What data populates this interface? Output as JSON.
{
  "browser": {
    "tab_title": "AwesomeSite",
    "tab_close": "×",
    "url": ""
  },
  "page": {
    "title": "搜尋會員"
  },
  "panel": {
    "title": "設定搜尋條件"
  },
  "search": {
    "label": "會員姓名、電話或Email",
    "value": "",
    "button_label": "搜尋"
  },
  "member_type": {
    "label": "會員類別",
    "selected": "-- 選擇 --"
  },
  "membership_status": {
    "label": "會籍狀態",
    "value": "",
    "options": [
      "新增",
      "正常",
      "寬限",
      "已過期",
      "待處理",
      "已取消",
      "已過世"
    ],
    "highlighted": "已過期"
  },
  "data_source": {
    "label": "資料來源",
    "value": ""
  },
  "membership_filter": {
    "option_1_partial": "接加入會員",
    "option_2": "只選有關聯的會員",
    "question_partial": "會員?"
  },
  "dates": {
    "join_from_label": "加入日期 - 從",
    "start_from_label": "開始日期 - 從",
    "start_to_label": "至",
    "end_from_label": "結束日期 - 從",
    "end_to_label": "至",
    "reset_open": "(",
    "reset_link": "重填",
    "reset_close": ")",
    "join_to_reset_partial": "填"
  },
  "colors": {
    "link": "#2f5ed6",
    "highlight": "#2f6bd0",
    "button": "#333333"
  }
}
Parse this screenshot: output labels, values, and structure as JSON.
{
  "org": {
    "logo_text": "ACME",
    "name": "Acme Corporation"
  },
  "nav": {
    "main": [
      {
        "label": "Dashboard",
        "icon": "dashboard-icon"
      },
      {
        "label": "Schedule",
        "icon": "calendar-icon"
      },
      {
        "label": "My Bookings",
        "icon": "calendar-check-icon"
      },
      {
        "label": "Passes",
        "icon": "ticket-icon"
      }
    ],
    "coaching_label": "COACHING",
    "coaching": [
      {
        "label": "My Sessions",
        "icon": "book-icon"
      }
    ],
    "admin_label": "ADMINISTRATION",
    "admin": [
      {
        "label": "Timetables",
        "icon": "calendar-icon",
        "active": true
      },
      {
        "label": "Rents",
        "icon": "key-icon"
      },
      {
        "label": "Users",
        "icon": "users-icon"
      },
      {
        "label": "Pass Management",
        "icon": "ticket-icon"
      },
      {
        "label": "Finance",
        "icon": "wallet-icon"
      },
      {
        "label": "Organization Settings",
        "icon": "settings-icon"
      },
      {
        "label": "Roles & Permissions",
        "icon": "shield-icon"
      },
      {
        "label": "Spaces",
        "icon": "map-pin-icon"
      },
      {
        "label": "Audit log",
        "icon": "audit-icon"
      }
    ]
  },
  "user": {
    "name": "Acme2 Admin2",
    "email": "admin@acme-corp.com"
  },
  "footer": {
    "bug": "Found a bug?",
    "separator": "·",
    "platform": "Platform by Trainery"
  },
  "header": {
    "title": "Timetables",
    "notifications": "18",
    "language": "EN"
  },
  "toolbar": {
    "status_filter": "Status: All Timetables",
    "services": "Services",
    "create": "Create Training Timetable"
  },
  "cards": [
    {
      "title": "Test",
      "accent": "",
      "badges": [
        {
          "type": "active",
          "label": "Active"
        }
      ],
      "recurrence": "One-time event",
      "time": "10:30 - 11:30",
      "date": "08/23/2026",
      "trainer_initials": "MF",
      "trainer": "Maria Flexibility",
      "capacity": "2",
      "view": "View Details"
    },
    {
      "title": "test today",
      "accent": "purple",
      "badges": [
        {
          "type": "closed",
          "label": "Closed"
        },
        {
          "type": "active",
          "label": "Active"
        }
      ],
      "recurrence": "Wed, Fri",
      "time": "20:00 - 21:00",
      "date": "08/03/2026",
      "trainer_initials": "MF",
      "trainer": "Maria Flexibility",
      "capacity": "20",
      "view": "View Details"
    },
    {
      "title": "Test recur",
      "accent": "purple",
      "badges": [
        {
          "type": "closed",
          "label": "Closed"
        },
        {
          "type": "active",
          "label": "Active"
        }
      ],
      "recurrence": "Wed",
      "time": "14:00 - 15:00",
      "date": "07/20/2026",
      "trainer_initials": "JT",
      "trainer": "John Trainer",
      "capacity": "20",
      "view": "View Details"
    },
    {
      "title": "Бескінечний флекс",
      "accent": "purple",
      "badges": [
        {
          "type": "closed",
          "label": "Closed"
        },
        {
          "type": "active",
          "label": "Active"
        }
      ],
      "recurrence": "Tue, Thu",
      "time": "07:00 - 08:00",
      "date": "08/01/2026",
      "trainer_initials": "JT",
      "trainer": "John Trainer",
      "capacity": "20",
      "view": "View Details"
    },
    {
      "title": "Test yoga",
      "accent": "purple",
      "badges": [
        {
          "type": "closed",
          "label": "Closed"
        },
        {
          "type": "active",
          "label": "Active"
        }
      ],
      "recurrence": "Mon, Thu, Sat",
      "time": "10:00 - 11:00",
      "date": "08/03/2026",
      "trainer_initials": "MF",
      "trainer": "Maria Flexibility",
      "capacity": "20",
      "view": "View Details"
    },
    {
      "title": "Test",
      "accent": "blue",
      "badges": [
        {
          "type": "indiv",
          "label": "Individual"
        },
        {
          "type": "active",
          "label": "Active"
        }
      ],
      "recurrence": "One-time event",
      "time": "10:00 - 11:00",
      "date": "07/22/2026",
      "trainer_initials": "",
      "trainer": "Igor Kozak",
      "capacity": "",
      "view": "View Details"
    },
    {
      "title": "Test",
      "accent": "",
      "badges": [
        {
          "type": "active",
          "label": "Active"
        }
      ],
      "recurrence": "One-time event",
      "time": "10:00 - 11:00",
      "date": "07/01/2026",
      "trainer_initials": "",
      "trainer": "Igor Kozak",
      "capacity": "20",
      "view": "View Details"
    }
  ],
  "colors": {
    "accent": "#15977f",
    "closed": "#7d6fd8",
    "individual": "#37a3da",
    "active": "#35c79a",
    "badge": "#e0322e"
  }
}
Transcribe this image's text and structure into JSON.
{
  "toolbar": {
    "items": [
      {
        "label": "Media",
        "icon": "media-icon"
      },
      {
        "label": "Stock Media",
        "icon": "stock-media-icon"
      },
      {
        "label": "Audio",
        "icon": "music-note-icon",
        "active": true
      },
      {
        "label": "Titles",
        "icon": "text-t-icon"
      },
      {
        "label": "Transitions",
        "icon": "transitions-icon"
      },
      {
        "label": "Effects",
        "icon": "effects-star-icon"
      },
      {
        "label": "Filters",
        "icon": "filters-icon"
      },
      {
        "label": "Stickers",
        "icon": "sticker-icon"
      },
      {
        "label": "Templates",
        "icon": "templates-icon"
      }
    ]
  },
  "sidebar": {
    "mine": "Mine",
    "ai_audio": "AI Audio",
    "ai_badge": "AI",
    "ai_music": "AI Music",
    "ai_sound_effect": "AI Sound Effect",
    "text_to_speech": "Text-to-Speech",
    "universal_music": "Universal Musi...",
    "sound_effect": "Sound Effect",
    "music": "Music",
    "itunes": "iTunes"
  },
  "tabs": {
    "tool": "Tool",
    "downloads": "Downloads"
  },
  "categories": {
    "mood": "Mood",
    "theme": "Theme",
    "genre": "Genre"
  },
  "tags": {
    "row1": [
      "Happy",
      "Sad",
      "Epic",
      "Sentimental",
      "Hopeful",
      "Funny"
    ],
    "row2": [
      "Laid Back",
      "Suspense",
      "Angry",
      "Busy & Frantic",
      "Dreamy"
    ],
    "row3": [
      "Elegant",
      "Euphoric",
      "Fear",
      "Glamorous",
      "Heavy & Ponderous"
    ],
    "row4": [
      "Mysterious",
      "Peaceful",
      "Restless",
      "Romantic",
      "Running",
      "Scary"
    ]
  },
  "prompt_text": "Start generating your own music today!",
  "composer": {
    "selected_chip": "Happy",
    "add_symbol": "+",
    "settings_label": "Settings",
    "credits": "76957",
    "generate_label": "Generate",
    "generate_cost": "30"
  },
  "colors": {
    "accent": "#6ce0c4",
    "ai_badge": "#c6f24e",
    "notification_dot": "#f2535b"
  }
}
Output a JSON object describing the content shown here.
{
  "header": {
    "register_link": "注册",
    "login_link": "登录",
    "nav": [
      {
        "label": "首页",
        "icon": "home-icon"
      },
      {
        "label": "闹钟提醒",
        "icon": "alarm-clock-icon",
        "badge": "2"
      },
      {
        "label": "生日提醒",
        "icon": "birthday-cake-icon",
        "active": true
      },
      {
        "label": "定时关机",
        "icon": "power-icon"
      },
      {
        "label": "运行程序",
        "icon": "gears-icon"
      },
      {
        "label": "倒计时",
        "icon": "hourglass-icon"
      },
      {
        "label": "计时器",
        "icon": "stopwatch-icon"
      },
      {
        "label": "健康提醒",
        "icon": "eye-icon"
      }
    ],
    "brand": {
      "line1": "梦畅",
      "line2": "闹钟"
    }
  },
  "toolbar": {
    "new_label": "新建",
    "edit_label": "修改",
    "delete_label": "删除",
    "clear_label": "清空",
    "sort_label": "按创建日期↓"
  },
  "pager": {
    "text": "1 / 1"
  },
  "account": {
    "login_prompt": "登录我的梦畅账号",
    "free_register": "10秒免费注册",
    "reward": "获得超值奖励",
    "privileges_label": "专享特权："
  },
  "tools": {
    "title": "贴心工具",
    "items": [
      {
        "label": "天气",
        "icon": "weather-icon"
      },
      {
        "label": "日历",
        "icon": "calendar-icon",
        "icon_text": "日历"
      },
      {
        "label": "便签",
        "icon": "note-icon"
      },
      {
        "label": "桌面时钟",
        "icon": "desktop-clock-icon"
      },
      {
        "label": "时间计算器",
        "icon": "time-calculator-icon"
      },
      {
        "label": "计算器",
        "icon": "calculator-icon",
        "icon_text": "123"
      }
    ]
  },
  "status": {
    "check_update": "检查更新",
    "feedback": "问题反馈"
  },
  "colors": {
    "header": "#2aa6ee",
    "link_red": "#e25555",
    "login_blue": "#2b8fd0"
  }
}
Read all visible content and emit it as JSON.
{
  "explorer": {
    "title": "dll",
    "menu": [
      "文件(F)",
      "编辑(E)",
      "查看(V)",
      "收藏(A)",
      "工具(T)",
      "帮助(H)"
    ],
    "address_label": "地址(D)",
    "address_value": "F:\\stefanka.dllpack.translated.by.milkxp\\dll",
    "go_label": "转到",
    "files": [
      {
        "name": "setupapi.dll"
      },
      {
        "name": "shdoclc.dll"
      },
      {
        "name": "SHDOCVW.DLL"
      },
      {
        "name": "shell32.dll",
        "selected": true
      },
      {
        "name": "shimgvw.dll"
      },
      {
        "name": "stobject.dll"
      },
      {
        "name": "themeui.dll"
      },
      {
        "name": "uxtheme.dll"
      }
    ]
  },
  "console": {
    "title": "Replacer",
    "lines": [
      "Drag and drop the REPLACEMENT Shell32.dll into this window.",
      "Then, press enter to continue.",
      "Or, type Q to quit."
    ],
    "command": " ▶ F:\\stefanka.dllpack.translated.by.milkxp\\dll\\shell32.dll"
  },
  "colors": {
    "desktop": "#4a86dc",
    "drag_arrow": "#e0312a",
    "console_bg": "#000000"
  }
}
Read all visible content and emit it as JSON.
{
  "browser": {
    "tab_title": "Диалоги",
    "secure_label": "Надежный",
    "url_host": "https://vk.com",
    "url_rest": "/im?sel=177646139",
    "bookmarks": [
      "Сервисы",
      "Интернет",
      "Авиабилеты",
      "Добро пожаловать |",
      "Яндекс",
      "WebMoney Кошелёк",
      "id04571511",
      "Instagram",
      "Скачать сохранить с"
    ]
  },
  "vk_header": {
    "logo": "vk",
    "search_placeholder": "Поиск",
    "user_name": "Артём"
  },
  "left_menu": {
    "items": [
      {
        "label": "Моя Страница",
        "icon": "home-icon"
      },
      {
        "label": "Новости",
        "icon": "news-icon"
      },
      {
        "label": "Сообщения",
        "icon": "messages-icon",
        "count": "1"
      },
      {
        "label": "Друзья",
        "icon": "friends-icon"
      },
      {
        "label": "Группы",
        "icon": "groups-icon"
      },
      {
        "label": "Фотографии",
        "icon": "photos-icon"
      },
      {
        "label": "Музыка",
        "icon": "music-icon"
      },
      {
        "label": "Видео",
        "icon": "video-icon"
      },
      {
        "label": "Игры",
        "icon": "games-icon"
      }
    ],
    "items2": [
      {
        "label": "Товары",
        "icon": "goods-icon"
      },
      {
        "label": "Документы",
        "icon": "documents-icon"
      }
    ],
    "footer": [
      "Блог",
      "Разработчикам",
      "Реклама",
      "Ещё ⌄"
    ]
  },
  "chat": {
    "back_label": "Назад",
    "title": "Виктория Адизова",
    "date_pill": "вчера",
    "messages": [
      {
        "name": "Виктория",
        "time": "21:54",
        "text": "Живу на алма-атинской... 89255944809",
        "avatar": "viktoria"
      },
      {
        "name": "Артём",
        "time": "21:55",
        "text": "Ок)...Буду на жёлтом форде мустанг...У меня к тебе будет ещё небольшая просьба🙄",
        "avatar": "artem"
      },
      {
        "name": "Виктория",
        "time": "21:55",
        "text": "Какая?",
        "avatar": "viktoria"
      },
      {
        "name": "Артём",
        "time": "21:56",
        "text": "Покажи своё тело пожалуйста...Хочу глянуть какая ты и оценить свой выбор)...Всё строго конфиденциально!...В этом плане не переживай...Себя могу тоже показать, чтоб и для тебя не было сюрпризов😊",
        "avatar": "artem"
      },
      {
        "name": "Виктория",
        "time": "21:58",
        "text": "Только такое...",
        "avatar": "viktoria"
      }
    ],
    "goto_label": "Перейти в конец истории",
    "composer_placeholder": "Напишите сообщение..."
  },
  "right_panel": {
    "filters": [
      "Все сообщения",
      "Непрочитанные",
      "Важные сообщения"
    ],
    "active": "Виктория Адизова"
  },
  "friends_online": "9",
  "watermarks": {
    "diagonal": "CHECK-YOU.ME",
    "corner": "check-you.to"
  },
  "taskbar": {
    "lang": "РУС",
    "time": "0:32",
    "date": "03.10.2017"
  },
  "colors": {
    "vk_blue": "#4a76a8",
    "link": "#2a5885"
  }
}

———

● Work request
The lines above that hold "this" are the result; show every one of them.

● Finished exercise
What data populates this interface? Output as JSON.
Parse this screenshot: output labels, values, and structure as JSON.
Transcribe this image's text and structure into JSON.
      "Drag and drop the REPLACEMENT Shell32.dll into this window.",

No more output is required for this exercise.